_Your instructions:_ Every entry below should be copied exactly, minus the pictures.

** Opening Listed entries block **

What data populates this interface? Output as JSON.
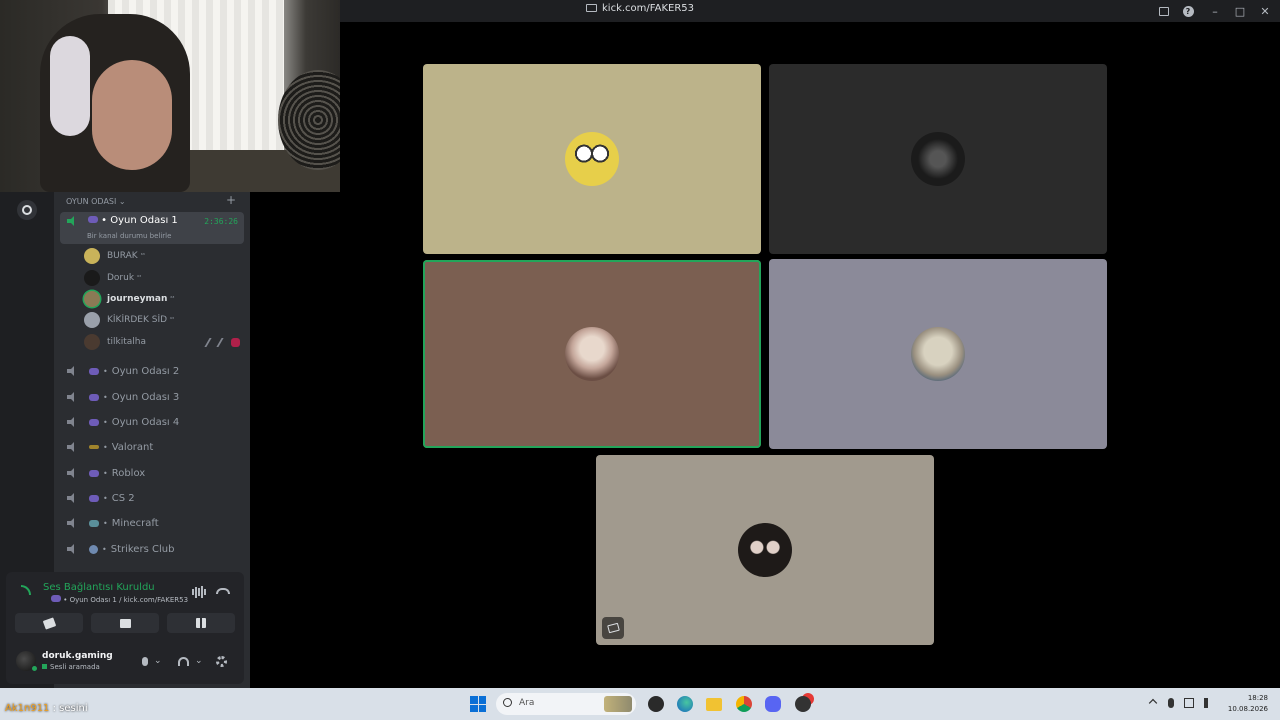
{
  "window": {
    "title": "kick.com/FAKER53",
    "controls": [
      "inbox-icon",
      "help-icon",
      "minimize-icon",
      "maximize-icon",
      "close-icon"
    ]
  },
  "sidebar": {
    "category": "OYUN ODASI",
    "active_channel": {
      "name": "Oyun Odası 1",
      "timer": "2:36:26",
      "status": "Bir kanal durumu belirle"
    },
    "members": [
      {
        "name": "BURAK",
        "badge": "⁶³",
        "bold": false,
        "avatar_color": "#c9b35a"
      },
      {
        "name": "Doruk",
        "badge": "⁶³",
        "bold": false,
        "avatar_color": "#1a1a1a"
      },
      {
        "name": "journeyman",
        "badge": "⁶³",
        "bold": true,
        "avatar_color": "#8b7a55"
      },
      {
        "name": "KİKİRDEK SİD",
        "badge": "⁶³",
        "bold": false,
        "avatar_color": "#9aa0aa"
      },
      {
        "name": "tilkitalha",
        "badge": "",
        "bold": false,
        "avatar_color": "#4a3a30"
      }
    ],
    "channels": [
      {
        "name": "Oyun Odası 2"
      },
      {
        "name": "Oyun Odası 3"
      },
      {
        "name": "Oyun Odası 4"
      },
      {
        "name": "Valorant"
      },
      {
        "name": "Roblox"
      },
      {
        "name": "CS 2"
      },
      {
        "name": "Minecraft"
      },
      {
        "name": "Strikers Club"
      }
    ]
  },
  "voice_panel": {
    "title": "Ses Bağlantısı Kuruldu",
    "subtitle": "Oyun Odası 1 / kick.com/FAKER53"
  },
  "user_panel": {
    "username": "doruk.gaming",
    "status": "Sesli aramada"
  },
  "stage": {
    "tiles": [
      {
        "bg": "#bcb38a",
        "avatar": "minion"
      },
      {
        "bg": "#2b2b2b",
        "avatar": "dkgaming"
      },
      {
        "bg": "#7b5f51",
        "avatar": "old-man",
        "speaking": true
      },
      {
        "bg": "#8b8a99",
        "avatar": "sloth"
      },
      {
        "bg": "#a19a8e",
        "avatar": "duo",
        "camera_off_badge": true
      }
    ]
  },
  "chat_overlay": {
    "nick": "Ak1n911",
    "message": " : sesini"
  },
  "taskbar": {
    "search_placeholder": "Ara",
    "time": "18:28",
    "date": "10.08.2026"
  },
  "colors": {
    "accent_green": "#23a55a",
    "discord_dark": "#2b2d31",
    "taskbar": "#d9e0e8"
  }
}
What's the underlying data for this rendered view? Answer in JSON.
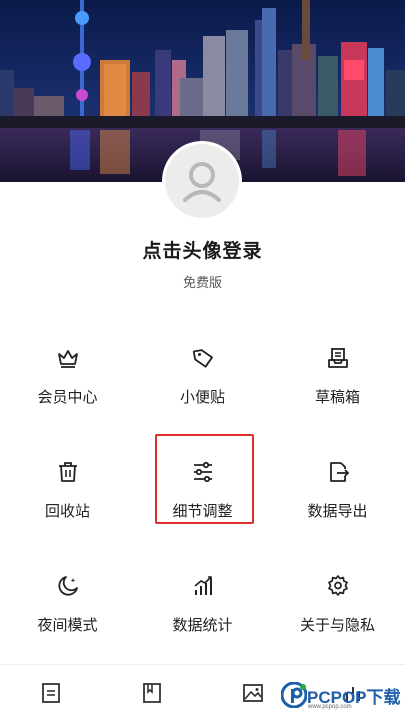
{
  "profile": {
    "title": "点击头像登录",
    "edition": "免费版"
  },
  "menu": [
    {
      "label": "会员中心",
      "icon": "crown-icon"
    },
    {
      "label": "小便贴",
      "icon": "tag-icon"
    },
    {
      "label": "草稿箱",
      "icon": "draft-box-icon"
    },
    {
      "label": "回收站",
      "icon": "trash-icon"
    },
    {
      "label": "细节调整",
      "icon": "sliders-icon"
    },
    {
      "label": "数据导出",
      "icon": "export-icon"
    },
    {
      "label": "夜间模式",
      "icon": "moon-icon"
    },
    {
      "label": "数据统计",
      "icon": "stats-icon"
    },
    {
      "label": "关于与隐私",
      "icon": "gear-icon"
    }
  ],
  "bottom_nav": [
    "document-icon",
    "notebook-icon",
    "image-icon",
    "chart-icon"
  ],
  "watermark": {
    "brand": "PCPOP下载",
    "sub": "www.pcpop.com"
  },
  "colors": {
    "highlight": "#e0302c",
    "watermark": "#1e5faa"
  }
}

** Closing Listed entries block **

_Answer area:_
What data populates this interface? Output as JSON.
{
  "window": {
    "title": "kick.com/FAKER53",
    "controls": [
      "inbox-icon",
      "help-icon",
      "minimize-icon",
      "maximize-icon",
      "close-icon"
    ]
  },
  "sidebar": {
    "category": "OYUN ODASI",
    "active_channel": {
      "name": "Oyun Odası 1",
      "timer": "2:36:26",
      "status": "Bir kanal durumu belirle"
    },
    "members": [
      {
        "name": "BURAK",
        "badge": "⁶³",
        "bold": false,
        "avatar_color": "#c9b35a"
      },
      {
        "name": "Doruk",
        "badge": "⁶³",
        "bold": false,
        "avatar_color": "#1a1a1a"
      },
      {
        "name": "journeyman",
        "badge": "⁶³",
        "bold": true,
        "avatar_color": "#8b7a55"
      },
      {
        "name": "KİKİRDEK SİD",
        "badge": "⁶³",
        "bold": false,
        "avatar_color": "#9aa0aa"
      },
      {
        "name": "tilkitalha",
        "badge": "",
        "bold": false,
        "avatar_color": "#4a3a30"
      }
    ],
    "channels": [
      {
        "name": "Oyun Odası 2"
      },
      {
        "name": "Oyun Odası 3"
      },
      {
        "name": "Oyun Odası 4"
      },
      {
        "name": "Valorant"
      },
      {
        "name": "Roblox"
      },
      {
        "name": "CS 2"
      },
      {
        "name": "Minecraft"
      },
      {
        "name": "Strikers Club"
      }
    ]
  },
  "voice_panel": {
    "title": "Ses Bağlantısı Kuruldu",
    "subtitle": "Oyun Odası 1 / kick.com/FAKER53"
  },
  "user_panel": {
    "username": "doruk.gaming",
    "status": "Sesli aramada"
  },
  "stage": {
    "tiles": [
      {
        "bg": "#bcb38a",
        "avatar": "minion"
      },
      {
        "bg": "#2b2b2b",
        "avatar": "dkgaming"
      },
      {
        "bg": "#7b5f51",
        "avatar": "old-man",
        "speaking": true
      },
      {
        "bg": "#8b8a99",
        "avatar": "sloth"
      },
      {
        "bg": "#a19a8e",
        "avatar": "duo",
        "camera_off_badge": true
      }
    ]
  },
  "chat_overlay": {
    "nick": "Ak1n911",
    "message": " : sesini"
  },
  "taskbar": {
    "search_placeholder": "Ara",
    "time": "18:28",
    "date": "10.08.2026"
  },
  "colors": {
    "accent_green": "#23a55a",
    "discord_dark": "#2b2d31",
    "taskbar": "#d9e0e8"
  }
}
What's the underlying data for this rendered view? Answer in JSON.
{
  "profile": {
    "title": "点击头像登录",
    "edition": "免费版"
  },
  "menu": [
    {
      "label": "会员中心",
      "icon": "crown-icon"
    },
    {
      "label": "小便贴",
      "icon": "tag-icon"
    },
    {
      "label": "草稿箱",
      "icon": "draft-box-icon"
    },
    {
      "label": "回收站",
      "icon": "trash-icon"
    },
    {
      "label": "细节调整",
      "icon": "sliders-icon"
    },
    {
      "label": "数据导出",
      "icon": "export-icon"
    },
    {
      "label": "夜间模式",
      "icon": "moon-icon"
    },
    {
      "label": "数据统计",
      "icon": "stats-icon"
    },
    {
      "label": "关于与隐私",
      "icon": "gear-icon"
    }
  ],
  "bottom_nav": [
    "document-icon",
    "notebook-icon",
    "image-icon",
    "chart-icon"
  ],
  "watermark": {
    "brand": "PCPOP下载",
    "sub": "www.pcpop.com"
  },
  "colors": {
    "highlight": "#e0302c",
    "watermark": "#1e5faa"
  }
}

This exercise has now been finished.